Introduction: Testosterone levels have been implicated in a variety of male diseases, such as hypogonadism and sexual funciton. Patients with high-grade prostate cancer had a unique microbiota composition, suggesting that intestinal bacteria could influence the prostate cancer progression via testosterone metabolism. In this study, we determined the relationship between testosterone levels and gut microbiota.
Methods: Fifty-four Japanese men who had negative prostate biopsies were included in the study. The gut microbiota was analyzed by 16S rRNA gene sequencing of bacterial DNA extracted from rectal swabs. The gut microbiota compositions were compared in two groups according to serum testosterone levels above or below 3.5 ng /ml.
Results: No significant difference in alpha or beta diversity was observed, but some bacteria belonging to the phylum Firmicutes (Clostridiales, Turicibacter, and Gemella) were increased in the high testosterone group.
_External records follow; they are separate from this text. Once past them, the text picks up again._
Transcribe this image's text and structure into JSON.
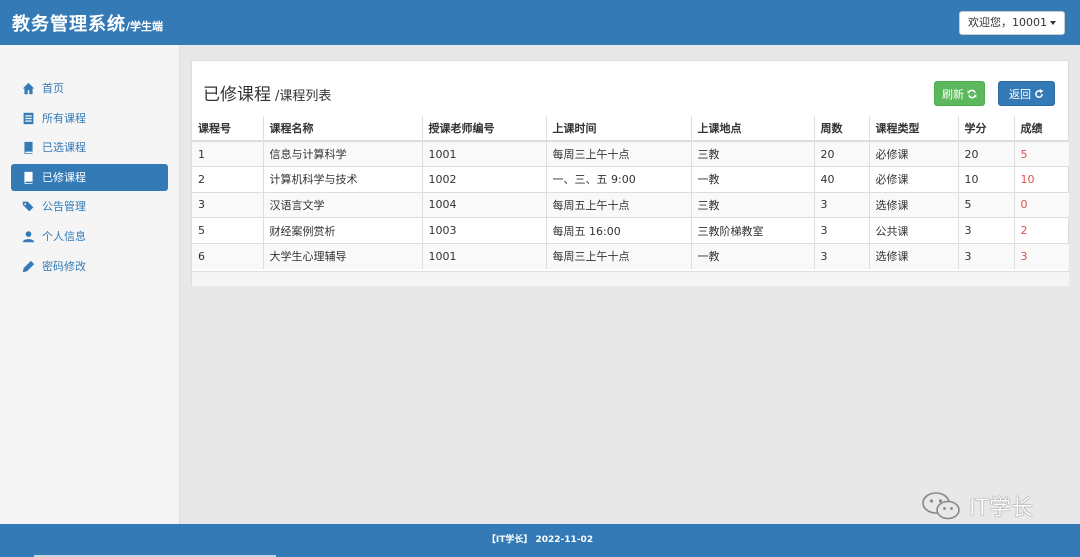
{
  "header": {
    "brand": "教务管理系统",
    "brand_sub": "/学生端",
    "user_label": "欢迎您，10001"
  },
  "sidebar": {
    "items": [
      {
        "label": "首页",
        "icon": "home-icon",
        "active": false
      },
      {
        "label": "所有课程",
        "icon": "list-icon",
        "active": false
      },
      {
        "label": "已选课程",
        "icon": "book-icon",
        "active": false
      },
      {
        "label": "已修课程",
        "icon": "book-icon",
        "active": true
      },
      {
        "label": "公告管理",
        "icon": "tags-icon",
        "active": false
      },
      {
        "label": "个人信息",
        "icon": "user-icon",
        "active": false
      },
      {
        "label": "密码修改",
        "icon": "pencil-icon",
        "active": false
      }
    ]
  },
  "main": {
    "title": "已修课程",
    "subtitle": "/课程列表",
    "refresh_label": "刷新",
    "back_label": "返回",
    "table": {
      "columns": [
        "课程号",
        "课程名称",
        "授课老师编号",
        "上课时间",
        "上课地点",
        "周数",
        "课程类型",
        "学分",
        "成绩"
      ],
      "rows": [
        [
          "1",
          "信息与计算科学",
          "1001",
          "每周三上午十点",
          "三教",
          "20",
          "必修课",
          "20",
          "5"
        ],
        [
          "2",
          "计算机科学与技术",
          "1002",
          "一、三、五 9:00",
          "一教",
          "40",
          "必修课",
          "10",
          "10"
        ],
        [
          "3",
          "汉语言文学",
          "1004",
          "每周五上午十点",
          "三教",
          "3",
          "选修课",
          "5",
          "0"
        ],
        [
          "5",
          "财经案例赏析",
          "1003",
          "每周五 16:00",
          "三教阶梯教室",
          "3",
          "公共课",
          "3",
          "2"
        ],
        [
          "6",
          "大学生心理辅导",
          "1001",
          "每周三上午十点",
          "一教",
          "3",
          "选修课",
          "3",
          "3"
        ]
      ]
    }
  },
  "footer": {
    "text": "【IT学长】 2022-11-02"
  },
  "watermark": {
    "text": "IT学长",
    "icon": "wechat-icon"
  },
  "colors": {
    "primary": "#337ab7",
    "success": "#5cb85c",
    "score": "#d9534f"
  }
}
Serum testosterone level were positively correlated with the relative amount of Firmicutes (rS = 0.33, P = 0.01), and Firmicutes amount affected serum testosterone levels independent of host factors (Age, BMI, triglyceride, and total cholesterol (ß = 0.770, P = 0.040)).
Conclusions: These results suggest that some intestinal bacteria belonging to phylum Firmicutes influence the testosterone metabolism of elderly men and may affect the pathology of various testosterone-induced diseases, especially male hypogonadism.
Source of Funding: Kaken, Yakulto-Bioscience, Japanese Urological Association